Items from an interface collection
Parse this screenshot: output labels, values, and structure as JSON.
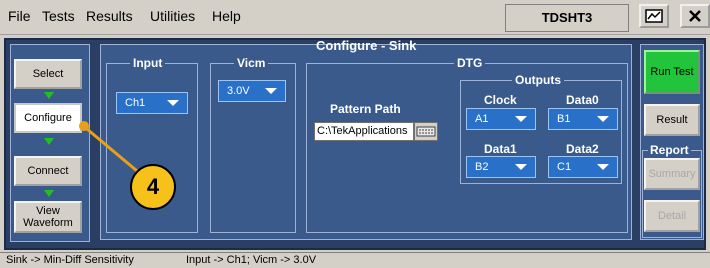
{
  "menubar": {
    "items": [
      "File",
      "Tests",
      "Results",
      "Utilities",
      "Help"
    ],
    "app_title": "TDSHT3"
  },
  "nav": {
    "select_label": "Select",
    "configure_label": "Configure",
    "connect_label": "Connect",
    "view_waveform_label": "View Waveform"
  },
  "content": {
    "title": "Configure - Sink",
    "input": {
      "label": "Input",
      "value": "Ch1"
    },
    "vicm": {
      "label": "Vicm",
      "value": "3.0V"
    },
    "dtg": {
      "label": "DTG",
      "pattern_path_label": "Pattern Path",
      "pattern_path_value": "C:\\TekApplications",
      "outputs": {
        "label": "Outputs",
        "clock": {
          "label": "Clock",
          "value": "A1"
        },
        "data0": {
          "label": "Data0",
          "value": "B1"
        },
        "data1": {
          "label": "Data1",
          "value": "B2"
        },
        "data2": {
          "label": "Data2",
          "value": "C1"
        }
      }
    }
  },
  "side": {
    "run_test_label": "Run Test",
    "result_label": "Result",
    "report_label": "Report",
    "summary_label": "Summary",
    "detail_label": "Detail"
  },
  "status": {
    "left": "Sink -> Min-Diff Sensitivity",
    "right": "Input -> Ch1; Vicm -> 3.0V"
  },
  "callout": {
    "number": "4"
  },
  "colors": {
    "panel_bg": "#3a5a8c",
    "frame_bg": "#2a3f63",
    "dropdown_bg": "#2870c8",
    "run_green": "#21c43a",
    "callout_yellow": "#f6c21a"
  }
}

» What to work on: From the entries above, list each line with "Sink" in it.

» Reply to the exercise:
    "title": "Configure - Sink",
    "left": "Sink -> Min-Diff Sensitivity",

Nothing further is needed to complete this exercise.